◆ **WHAT IS EXPECTED**: Look for the word "title" in the entries below, then copy every line that has it.

◆ **SUPPLIED ENTRIES**:
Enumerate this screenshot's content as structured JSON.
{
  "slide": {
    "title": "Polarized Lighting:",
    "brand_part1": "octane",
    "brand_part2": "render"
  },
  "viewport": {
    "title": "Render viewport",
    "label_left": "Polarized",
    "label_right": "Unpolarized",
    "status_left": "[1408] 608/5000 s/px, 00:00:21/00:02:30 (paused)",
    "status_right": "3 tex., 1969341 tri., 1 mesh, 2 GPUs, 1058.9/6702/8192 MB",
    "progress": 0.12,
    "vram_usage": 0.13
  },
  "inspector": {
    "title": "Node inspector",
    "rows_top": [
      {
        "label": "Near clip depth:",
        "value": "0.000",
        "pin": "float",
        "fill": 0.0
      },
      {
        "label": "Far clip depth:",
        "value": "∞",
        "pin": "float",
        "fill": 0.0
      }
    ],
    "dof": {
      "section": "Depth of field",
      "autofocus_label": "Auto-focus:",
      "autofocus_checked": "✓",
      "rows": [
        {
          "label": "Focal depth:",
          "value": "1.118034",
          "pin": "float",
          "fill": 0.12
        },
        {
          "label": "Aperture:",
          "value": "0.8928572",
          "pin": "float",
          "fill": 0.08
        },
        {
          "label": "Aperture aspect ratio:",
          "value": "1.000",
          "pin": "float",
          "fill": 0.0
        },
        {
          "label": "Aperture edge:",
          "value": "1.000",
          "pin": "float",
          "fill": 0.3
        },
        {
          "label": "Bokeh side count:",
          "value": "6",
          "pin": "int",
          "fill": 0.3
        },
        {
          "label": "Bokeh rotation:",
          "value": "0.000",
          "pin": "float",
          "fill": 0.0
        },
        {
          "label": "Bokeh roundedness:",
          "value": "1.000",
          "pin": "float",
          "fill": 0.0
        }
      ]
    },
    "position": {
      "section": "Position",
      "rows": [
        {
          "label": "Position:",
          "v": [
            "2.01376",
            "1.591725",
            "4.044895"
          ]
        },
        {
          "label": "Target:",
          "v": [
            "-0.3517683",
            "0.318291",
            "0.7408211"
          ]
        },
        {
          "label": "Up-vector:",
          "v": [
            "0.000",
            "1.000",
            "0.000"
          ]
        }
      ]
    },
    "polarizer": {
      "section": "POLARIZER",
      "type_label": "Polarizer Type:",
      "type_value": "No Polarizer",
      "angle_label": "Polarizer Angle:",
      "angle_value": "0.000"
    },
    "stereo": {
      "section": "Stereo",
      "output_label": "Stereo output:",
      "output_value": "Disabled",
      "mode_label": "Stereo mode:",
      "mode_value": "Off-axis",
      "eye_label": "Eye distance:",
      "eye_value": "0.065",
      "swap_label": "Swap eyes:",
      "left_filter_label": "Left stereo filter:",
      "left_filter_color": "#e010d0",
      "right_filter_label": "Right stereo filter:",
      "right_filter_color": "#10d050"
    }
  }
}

◆ **EXERCISE RESULT**:
    "title": "Polarized Lighting:",
    "title": "Render viewport",
    "title": "Node inspector",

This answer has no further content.